With respect to our unavoidable sinfulness, we should avoid over-reacting. What we should immediately do is to go to God, asking for forgiveness, promising some amendment and reparation for our sins, and when able, to go to confession.

We should avoid staying too long keeping some guilt-feelings and sadness in our heart. These conditions are not good for us. They are harmful, and worse, they can be like wedges that make more openings for temptations to come to us. We should get rid of these feelings as soon as possible.

The ideal condition is always for us be at peace with God and with everybody else. We have to ooze with our faith-based confidence. The moment we feel some disturbance in our heart, we should act quickly to seek relief through God’s mercy. Remember St. Paul saying, “Where sin abounded, grace did more abound.” (Rom 5,20) He is slow to anger and quick to forgive.

God is always a father to us. He will always understand us and do everything to help us. Before him, we are like little children who cannot avoid making a mess around. Let’s remember that we have to contend not only with our own weaknesses, but also with powerful evil spiritual enemies.

Let’s just strengthen our sense of divine filiation, that is, that we are all children of an infinitely good and merciful father who will do everything to bring us back to him. His justice is never without mercy.

Whenever we feel the sting of our weaknesses and sinfulness, together with their antecedents and consequences, their causes and effects, let’s never forget to consider also God’s mercy that is always given to us, and, in fact, given to us abundantly.

Acknowledging our faults and sinfulness does us a lot of good. It deepens our humility, very crucial in our life for without it, practically no other virtue develops in us. It keeps us simple and prevents us from falling into complications, since we would then have no need to come up with a web of excuses, rationalizations and other unnecessary self-defense mechanisms.

Acknowledging our faults and sinfulness leads us to have a working spirit of penance that purifies us and makes up for them. It puts us in the proper condition for further spiritual growth. It gives us greater intimacy with God and closer relationship with others. We would become more objective and fair in our views and outlook, since acknowledging our own faults, defects and sinfulness would make us more understanding towards others.

We have to learn to be quick to say sorry to God and to run to him once we feel the sting of our weaknesses and defects, and especially when we fall. We should end our day with an examination of conscience that concludes with that word so endearing to God: Sorry.

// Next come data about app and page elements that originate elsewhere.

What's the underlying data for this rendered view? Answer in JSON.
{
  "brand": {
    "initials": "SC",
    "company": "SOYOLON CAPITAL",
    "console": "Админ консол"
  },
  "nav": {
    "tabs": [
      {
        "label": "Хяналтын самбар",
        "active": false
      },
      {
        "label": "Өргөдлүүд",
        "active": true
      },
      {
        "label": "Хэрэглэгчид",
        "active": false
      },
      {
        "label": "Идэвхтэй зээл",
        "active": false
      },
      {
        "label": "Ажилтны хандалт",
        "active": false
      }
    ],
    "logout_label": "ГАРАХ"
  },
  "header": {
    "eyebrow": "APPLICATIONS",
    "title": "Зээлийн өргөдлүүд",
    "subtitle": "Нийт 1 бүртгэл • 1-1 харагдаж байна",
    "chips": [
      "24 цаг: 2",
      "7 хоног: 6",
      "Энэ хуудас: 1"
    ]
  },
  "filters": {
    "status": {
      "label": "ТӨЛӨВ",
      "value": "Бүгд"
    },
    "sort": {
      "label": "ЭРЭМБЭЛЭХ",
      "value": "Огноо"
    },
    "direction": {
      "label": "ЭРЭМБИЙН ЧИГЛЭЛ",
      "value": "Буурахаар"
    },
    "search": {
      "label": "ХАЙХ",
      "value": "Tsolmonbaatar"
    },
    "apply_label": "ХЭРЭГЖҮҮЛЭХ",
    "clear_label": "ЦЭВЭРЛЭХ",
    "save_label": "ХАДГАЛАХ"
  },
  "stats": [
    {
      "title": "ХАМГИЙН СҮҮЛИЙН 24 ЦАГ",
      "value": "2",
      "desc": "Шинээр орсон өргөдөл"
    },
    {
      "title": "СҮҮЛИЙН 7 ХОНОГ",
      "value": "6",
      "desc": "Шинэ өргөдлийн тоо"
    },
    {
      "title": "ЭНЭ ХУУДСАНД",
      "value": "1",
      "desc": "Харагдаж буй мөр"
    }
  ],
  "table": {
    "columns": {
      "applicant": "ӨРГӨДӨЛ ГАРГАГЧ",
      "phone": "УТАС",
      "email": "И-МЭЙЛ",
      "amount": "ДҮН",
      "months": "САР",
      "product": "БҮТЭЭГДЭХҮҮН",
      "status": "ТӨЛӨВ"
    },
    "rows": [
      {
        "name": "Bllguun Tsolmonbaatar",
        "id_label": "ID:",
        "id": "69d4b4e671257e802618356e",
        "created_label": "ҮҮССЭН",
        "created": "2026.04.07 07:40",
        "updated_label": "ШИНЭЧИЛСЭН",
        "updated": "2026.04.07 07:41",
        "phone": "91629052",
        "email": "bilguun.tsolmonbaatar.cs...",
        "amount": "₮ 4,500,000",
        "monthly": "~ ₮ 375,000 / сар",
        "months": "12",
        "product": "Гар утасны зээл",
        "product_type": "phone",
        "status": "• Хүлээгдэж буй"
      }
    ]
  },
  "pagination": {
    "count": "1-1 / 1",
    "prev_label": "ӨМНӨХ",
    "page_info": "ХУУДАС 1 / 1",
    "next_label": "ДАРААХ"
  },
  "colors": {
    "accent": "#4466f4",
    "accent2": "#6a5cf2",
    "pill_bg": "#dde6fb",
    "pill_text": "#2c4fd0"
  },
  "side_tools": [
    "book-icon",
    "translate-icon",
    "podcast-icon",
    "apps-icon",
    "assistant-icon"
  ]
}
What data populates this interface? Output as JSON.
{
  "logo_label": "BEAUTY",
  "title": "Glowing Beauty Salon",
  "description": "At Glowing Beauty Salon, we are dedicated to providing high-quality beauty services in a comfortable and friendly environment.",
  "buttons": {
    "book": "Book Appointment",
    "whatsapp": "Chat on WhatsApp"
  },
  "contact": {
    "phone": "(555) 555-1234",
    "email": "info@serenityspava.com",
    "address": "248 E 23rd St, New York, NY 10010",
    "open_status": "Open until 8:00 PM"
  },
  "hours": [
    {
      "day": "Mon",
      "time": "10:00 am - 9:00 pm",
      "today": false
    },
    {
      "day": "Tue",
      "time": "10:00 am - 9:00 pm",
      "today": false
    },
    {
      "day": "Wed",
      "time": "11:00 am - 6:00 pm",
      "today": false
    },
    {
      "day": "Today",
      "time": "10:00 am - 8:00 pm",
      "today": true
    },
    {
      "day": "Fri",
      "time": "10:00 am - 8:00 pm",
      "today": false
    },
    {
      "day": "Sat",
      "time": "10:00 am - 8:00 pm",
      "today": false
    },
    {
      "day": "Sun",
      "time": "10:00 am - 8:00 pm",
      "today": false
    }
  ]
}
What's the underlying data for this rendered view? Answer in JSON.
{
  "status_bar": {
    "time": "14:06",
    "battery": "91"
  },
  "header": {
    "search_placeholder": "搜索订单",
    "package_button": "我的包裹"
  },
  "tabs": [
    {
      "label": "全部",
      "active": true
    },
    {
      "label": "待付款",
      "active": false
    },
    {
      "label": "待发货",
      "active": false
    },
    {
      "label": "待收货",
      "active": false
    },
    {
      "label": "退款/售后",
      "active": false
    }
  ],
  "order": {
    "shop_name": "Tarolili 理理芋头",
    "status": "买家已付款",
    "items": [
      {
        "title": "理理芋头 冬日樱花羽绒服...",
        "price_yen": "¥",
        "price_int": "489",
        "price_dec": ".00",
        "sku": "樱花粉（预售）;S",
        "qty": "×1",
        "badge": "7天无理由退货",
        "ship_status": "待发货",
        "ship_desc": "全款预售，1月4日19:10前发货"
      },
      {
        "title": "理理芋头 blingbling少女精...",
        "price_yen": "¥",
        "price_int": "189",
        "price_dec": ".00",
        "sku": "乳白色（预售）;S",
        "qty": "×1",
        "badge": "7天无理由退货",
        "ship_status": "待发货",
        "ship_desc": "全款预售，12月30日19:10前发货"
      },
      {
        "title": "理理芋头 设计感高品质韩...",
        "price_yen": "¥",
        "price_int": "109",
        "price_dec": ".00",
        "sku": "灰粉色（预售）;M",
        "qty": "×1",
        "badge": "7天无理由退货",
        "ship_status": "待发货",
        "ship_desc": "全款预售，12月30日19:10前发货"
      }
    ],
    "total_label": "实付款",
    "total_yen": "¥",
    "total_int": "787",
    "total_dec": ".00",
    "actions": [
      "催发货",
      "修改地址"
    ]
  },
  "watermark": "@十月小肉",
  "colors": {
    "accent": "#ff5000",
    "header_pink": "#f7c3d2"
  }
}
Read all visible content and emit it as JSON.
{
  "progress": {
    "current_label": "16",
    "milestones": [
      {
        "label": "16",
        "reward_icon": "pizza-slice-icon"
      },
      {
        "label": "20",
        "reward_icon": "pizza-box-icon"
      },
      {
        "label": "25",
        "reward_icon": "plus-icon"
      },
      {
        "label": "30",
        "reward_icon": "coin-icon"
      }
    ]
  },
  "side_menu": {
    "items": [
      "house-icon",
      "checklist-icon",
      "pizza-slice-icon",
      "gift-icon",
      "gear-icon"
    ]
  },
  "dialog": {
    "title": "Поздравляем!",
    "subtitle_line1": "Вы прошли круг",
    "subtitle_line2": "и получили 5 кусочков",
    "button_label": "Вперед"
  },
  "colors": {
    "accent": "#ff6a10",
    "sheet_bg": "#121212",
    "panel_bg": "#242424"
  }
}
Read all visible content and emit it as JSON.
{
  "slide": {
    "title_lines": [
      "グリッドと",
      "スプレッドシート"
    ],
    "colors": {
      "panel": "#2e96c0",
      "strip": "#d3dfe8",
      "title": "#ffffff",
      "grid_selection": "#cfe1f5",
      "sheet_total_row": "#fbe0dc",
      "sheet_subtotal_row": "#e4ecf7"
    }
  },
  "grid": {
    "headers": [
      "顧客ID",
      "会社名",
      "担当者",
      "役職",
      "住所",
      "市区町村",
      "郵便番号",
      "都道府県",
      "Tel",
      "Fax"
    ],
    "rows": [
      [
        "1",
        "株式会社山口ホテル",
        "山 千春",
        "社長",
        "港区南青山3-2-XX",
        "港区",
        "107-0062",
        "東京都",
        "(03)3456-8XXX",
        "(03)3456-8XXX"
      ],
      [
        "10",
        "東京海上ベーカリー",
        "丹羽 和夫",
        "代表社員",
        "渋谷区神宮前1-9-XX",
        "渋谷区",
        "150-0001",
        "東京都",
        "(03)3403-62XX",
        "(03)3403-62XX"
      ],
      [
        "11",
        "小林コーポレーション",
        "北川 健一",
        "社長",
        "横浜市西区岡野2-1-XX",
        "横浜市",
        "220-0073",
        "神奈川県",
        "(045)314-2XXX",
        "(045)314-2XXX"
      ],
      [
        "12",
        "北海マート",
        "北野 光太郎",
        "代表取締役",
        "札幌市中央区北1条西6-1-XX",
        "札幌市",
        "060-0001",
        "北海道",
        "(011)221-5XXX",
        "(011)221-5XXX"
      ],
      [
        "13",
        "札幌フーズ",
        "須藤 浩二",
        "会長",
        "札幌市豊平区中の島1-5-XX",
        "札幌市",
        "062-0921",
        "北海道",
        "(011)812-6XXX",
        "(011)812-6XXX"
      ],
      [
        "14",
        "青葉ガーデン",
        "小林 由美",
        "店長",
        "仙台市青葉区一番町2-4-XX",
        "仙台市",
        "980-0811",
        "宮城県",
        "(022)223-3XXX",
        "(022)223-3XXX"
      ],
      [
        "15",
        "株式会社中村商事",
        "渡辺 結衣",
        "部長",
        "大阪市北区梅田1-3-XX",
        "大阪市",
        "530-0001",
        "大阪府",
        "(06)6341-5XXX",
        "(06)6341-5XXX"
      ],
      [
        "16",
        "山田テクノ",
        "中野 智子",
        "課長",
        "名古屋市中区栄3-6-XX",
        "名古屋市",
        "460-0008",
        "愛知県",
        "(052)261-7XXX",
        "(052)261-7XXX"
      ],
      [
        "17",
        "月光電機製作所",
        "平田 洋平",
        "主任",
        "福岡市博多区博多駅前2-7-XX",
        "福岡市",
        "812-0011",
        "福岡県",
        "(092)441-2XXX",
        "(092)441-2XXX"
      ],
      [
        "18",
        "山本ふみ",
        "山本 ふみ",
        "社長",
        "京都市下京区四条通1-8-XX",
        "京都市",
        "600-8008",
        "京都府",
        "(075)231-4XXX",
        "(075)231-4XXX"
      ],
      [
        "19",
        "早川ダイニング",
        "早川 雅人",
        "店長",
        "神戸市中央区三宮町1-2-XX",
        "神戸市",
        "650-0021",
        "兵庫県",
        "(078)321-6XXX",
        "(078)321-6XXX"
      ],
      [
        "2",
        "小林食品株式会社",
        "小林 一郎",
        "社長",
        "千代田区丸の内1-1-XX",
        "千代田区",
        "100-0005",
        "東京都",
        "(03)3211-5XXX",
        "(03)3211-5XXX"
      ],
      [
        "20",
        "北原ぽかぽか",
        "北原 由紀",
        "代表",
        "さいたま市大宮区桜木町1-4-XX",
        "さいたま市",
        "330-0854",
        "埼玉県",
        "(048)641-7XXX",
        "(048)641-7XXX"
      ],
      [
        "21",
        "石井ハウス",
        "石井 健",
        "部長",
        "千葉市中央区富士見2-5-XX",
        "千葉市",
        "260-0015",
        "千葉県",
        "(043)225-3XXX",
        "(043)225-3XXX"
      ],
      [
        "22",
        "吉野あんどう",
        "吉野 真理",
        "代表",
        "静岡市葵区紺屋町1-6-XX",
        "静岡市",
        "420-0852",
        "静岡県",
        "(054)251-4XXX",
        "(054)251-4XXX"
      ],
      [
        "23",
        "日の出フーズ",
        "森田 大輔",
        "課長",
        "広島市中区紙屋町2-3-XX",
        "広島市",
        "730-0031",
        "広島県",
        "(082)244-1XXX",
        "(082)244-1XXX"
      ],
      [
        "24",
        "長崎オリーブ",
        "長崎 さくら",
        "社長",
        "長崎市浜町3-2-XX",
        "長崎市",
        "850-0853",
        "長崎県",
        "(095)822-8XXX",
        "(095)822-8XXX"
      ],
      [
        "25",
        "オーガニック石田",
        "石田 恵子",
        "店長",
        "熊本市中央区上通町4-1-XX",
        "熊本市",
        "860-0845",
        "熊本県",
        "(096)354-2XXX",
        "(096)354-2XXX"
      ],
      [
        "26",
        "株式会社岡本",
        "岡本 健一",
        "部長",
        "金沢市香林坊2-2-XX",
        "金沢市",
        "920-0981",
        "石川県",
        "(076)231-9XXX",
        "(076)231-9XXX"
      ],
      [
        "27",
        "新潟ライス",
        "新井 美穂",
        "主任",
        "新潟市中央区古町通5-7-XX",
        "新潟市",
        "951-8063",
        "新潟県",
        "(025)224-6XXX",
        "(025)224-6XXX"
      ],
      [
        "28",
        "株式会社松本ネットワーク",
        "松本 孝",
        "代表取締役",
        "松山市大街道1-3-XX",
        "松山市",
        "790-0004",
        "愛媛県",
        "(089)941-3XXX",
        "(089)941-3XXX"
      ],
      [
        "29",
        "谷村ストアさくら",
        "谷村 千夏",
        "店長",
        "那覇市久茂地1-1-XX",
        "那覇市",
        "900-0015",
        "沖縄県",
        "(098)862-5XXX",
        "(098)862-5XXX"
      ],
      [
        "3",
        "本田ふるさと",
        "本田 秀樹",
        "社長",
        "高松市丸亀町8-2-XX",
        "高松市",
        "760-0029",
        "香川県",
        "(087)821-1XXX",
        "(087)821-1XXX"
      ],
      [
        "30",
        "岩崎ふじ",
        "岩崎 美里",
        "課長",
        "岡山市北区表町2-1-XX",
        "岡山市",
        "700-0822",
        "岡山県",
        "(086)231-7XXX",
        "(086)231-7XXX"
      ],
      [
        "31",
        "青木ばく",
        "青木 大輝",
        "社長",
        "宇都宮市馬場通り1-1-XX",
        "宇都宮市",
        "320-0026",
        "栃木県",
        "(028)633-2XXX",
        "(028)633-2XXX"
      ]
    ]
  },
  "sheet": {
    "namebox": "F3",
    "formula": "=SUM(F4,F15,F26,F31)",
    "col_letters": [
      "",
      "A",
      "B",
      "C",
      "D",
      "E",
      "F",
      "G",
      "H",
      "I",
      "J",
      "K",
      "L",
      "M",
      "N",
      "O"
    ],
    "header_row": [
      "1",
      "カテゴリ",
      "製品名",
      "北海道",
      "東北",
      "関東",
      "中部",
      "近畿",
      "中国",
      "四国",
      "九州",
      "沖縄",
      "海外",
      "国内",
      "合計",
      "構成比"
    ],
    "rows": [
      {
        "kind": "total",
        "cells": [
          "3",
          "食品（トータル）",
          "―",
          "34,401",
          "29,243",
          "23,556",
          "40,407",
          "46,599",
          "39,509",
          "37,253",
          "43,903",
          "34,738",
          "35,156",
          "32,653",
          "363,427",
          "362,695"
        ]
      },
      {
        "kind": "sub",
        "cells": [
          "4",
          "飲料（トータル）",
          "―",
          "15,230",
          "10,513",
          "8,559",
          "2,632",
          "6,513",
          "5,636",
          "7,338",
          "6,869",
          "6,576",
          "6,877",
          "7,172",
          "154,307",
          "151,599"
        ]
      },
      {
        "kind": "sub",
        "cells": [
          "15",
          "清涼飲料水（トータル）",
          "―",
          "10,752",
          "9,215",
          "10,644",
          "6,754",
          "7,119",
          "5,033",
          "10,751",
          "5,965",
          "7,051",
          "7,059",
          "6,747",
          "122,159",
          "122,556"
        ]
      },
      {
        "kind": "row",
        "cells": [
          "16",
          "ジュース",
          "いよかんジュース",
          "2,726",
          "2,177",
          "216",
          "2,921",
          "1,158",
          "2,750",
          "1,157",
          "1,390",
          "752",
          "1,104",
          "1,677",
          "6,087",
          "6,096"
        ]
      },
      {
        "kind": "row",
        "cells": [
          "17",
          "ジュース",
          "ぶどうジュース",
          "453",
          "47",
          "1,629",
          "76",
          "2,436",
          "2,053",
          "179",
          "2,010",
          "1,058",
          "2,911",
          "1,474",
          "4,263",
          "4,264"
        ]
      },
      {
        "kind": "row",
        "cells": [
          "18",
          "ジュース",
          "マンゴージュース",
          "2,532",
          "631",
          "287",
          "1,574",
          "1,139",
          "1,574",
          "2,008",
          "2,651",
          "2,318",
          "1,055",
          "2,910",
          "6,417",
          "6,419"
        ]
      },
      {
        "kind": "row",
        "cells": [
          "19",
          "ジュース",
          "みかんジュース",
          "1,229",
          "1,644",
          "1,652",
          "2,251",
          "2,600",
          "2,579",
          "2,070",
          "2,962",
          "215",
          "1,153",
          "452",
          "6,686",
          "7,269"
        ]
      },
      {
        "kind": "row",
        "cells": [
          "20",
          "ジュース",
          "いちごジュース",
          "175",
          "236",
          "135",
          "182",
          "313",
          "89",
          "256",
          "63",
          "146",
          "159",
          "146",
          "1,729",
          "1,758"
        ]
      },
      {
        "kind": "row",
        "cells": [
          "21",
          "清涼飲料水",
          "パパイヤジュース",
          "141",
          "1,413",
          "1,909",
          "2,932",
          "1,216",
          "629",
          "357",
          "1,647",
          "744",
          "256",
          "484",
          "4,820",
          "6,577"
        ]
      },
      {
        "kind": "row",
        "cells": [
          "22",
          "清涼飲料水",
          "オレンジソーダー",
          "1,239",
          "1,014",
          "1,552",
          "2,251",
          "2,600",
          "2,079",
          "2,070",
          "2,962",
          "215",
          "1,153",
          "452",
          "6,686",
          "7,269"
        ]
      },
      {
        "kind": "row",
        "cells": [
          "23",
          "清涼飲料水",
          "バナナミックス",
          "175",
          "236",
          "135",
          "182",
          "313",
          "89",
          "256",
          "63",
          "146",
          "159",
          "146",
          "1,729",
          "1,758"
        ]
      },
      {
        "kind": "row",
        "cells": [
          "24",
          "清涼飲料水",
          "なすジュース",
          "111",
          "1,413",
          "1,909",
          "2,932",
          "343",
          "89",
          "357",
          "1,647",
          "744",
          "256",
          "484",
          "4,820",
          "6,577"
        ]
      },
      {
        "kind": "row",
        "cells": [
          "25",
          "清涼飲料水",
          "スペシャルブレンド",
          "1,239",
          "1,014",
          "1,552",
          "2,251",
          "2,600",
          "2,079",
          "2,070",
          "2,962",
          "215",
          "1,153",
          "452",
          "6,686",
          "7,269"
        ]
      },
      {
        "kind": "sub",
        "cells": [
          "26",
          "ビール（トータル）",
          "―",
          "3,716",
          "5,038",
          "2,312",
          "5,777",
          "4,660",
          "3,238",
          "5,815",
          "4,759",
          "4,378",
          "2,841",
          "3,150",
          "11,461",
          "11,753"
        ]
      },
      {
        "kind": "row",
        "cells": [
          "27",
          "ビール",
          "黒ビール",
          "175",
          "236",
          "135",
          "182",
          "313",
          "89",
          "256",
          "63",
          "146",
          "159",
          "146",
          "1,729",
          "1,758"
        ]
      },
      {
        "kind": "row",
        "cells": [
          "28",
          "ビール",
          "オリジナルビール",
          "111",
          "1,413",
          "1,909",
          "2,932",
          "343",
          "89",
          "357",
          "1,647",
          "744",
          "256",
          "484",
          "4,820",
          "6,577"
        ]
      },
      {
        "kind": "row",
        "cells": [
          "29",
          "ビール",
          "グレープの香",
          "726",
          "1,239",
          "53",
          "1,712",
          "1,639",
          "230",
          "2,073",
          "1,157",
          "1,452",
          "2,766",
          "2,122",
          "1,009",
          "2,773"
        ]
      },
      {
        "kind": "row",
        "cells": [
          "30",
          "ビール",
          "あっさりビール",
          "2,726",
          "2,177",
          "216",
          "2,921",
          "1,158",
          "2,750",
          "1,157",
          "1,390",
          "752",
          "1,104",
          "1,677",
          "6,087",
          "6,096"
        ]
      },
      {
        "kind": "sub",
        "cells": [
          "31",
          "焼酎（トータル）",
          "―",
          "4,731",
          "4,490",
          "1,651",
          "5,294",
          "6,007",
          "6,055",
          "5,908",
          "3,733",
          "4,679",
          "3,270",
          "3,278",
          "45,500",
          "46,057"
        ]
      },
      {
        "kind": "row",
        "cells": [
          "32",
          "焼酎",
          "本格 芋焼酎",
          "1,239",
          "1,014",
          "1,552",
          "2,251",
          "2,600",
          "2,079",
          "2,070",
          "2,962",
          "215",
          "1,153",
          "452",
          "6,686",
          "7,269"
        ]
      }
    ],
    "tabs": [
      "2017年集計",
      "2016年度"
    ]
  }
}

Given this fact of life about ourselves, we should also be merciful with one another, willing to bear the burden of the others, just as Christ did for all of us on the cross. This is actually how we become more and more Christ-like which is the ideal goal of our life.